### EXERCISE
Look through the lines below and extract each one that contains "Triangle".

Start of RECORDS FOR THIS EXERCISE

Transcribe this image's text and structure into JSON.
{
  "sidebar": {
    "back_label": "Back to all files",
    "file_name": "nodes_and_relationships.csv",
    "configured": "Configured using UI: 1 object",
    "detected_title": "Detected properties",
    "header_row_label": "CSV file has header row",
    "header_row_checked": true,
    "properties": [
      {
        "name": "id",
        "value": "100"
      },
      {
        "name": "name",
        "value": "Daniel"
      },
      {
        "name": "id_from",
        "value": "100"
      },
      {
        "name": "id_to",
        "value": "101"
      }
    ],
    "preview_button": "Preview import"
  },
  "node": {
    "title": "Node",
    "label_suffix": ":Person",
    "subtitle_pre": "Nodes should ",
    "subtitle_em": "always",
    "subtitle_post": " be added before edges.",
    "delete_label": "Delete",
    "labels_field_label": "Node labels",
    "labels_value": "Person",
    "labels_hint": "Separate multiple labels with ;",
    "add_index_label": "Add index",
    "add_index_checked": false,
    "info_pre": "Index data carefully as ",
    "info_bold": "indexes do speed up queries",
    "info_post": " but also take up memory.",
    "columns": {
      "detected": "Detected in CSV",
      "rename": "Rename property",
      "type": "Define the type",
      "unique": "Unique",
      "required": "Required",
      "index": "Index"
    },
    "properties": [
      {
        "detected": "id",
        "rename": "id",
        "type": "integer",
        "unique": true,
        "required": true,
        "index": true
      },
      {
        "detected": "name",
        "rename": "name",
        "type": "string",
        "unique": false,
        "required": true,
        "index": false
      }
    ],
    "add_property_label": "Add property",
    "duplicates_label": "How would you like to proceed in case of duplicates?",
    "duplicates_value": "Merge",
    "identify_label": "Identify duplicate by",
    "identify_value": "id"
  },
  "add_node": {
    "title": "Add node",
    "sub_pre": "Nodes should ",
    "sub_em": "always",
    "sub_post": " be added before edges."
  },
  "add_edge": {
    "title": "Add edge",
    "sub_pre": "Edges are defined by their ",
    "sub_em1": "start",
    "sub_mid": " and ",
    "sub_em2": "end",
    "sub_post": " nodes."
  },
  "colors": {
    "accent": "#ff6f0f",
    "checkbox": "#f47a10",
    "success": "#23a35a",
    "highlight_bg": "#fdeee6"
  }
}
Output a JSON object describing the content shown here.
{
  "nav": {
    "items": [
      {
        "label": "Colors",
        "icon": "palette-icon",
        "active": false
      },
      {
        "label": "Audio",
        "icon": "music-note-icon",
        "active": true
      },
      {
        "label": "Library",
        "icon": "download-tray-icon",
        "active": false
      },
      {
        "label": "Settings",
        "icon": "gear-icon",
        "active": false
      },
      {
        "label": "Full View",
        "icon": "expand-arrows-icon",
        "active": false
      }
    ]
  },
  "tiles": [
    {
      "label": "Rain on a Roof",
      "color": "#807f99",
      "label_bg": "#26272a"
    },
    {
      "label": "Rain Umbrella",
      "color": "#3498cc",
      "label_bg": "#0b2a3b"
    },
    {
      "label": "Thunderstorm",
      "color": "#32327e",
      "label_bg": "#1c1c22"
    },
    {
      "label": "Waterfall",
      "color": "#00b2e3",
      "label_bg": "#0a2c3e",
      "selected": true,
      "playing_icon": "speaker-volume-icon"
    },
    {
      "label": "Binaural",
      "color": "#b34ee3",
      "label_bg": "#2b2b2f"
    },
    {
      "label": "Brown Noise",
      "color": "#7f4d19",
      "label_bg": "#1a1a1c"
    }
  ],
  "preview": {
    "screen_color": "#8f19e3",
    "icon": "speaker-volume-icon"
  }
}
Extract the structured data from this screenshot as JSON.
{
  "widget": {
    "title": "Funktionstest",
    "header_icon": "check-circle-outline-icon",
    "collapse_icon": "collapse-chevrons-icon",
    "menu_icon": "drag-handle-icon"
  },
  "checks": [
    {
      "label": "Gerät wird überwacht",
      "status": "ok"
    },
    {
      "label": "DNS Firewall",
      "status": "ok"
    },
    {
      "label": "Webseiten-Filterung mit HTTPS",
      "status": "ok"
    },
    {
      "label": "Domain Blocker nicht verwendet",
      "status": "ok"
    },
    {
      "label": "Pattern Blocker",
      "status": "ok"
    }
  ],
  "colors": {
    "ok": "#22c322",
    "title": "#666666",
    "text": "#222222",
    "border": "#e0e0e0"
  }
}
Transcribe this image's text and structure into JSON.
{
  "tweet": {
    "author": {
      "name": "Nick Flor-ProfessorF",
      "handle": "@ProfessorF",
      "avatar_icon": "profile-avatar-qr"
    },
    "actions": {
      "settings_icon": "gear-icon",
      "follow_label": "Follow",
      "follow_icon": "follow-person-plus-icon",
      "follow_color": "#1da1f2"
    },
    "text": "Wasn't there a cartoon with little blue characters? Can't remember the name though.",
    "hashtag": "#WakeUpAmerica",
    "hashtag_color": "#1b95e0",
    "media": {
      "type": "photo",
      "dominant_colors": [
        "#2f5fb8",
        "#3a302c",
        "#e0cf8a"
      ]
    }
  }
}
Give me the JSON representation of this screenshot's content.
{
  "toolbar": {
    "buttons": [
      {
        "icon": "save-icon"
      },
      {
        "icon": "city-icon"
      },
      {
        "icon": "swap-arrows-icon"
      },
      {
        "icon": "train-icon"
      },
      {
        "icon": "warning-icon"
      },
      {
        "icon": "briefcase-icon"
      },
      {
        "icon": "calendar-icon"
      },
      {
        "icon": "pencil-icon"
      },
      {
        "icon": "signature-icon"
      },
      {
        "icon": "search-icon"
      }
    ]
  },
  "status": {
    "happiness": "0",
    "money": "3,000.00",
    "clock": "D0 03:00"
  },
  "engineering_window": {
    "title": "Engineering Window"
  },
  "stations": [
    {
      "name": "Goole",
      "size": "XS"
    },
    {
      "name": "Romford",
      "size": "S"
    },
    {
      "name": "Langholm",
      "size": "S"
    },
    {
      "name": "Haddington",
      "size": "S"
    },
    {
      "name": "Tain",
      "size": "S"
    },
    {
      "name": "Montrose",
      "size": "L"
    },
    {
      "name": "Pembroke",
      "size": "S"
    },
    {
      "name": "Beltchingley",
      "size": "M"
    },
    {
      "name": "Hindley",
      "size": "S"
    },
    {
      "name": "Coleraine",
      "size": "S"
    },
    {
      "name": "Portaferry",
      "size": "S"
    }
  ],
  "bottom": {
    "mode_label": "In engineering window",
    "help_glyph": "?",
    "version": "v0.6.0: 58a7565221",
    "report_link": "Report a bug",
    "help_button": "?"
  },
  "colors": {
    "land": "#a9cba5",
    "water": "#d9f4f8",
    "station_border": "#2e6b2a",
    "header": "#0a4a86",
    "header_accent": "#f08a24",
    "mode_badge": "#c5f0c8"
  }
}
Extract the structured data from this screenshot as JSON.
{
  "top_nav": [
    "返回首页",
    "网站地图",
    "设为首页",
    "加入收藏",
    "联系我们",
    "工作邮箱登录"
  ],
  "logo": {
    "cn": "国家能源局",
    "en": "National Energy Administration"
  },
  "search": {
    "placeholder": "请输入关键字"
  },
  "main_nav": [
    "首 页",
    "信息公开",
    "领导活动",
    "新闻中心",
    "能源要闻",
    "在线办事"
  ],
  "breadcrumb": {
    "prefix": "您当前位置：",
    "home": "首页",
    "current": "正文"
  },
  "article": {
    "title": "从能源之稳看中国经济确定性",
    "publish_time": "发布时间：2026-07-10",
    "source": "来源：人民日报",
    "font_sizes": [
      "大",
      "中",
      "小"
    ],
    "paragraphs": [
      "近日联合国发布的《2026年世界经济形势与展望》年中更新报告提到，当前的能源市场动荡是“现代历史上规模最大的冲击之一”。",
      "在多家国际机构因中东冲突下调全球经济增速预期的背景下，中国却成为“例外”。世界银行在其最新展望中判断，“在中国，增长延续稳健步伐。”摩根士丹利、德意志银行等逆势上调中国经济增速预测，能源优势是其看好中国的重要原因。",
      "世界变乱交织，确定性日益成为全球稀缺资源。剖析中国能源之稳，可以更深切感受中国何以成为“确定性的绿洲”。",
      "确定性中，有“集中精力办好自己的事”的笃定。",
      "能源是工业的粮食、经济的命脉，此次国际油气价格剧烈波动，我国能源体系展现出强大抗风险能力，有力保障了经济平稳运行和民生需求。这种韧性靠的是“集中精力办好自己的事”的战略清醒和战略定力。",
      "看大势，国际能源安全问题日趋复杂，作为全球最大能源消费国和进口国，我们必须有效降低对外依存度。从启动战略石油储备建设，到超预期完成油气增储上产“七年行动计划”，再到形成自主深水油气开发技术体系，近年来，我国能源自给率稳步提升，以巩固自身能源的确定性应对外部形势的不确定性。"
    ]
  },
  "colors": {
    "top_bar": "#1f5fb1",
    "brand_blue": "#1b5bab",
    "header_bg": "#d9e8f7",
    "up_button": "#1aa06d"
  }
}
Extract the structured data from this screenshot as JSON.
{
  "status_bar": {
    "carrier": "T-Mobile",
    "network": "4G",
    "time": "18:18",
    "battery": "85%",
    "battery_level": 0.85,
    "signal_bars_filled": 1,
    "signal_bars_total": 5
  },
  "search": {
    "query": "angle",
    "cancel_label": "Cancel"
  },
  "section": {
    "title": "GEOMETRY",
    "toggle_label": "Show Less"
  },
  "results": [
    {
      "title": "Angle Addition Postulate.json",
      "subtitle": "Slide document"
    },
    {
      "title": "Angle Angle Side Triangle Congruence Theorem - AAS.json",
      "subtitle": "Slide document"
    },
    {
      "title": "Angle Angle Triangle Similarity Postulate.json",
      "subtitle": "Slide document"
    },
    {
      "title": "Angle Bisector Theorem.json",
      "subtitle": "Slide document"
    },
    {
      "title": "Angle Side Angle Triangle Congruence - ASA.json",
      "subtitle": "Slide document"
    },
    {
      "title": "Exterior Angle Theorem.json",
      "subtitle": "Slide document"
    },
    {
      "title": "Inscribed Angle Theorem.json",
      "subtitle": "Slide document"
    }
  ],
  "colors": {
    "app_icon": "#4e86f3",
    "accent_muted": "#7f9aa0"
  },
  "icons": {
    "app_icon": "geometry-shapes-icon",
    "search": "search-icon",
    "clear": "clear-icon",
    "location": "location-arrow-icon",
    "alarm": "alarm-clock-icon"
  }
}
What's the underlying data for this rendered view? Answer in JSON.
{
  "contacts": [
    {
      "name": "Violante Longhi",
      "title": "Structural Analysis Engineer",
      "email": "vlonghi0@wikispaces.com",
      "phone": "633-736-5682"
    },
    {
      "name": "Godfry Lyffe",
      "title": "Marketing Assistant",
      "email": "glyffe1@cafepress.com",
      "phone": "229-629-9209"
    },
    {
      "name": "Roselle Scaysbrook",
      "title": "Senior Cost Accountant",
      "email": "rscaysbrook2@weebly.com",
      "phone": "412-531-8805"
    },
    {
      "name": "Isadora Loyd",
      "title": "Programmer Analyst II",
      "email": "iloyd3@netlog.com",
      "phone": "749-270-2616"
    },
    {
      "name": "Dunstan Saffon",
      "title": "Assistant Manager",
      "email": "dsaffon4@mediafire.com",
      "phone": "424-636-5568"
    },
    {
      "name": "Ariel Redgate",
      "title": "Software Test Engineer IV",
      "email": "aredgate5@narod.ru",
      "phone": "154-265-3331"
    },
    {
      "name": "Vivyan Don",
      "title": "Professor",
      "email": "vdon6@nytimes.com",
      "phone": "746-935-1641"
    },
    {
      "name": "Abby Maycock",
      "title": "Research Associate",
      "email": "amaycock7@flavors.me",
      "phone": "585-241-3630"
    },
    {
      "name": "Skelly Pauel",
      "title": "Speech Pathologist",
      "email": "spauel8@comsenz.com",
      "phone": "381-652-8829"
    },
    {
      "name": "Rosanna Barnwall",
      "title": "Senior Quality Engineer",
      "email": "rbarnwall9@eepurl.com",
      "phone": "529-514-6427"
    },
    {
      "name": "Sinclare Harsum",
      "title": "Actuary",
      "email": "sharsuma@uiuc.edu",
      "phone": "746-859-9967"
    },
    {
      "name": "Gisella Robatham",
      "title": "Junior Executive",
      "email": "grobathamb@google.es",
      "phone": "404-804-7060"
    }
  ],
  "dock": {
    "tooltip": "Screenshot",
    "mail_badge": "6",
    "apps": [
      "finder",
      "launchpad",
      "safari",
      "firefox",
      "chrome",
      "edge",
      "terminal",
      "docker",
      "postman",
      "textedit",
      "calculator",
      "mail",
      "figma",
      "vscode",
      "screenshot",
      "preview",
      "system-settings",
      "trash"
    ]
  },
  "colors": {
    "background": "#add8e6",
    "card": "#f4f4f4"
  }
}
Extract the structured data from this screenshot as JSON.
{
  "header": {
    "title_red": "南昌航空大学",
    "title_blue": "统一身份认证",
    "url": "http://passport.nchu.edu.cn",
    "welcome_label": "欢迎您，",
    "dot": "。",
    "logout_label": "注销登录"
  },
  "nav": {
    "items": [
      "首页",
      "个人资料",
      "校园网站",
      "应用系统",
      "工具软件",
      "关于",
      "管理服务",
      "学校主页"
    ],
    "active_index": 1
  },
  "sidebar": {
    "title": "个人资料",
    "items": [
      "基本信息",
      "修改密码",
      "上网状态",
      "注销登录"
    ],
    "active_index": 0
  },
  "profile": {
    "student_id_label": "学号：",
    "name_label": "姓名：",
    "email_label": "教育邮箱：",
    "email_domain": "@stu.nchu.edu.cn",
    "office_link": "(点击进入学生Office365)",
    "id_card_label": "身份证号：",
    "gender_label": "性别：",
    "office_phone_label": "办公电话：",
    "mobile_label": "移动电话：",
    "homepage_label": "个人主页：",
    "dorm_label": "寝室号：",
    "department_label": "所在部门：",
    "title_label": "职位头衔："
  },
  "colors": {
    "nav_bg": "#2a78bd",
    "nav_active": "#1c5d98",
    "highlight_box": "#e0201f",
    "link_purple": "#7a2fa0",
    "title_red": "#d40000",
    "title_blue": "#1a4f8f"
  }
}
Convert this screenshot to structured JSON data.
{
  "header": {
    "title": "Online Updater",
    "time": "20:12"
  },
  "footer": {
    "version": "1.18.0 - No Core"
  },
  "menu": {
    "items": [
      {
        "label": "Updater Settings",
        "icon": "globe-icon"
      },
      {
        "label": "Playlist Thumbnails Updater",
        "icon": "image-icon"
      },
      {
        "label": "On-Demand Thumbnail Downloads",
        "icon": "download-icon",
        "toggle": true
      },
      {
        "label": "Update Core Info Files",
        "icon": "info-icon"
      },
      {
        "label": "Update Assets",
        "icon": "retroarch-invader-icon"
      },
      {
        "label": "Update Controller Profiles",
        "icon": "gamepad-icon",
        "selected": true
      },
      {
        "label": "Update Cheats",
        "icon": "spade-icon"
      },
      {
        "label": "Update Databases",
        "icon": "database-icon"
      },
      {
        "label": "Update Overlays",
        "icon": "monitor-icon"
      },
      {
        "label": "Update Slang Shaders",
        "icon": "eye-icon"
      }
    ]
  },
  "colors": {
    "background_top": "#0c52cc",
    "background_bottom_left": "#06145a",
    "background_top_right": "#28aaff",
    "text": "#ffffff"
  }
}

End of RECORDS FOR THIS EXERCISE

### SOLUTION TO THIS PROBLEM
      "title": "Angle Angle Side Triangle Congruence Theorem - AAS.json",
      "title": "Angle Angle Triangle Similarity Postulate.json",
      "title": "Angle Side Angle Triangle Congruence - ASA.json",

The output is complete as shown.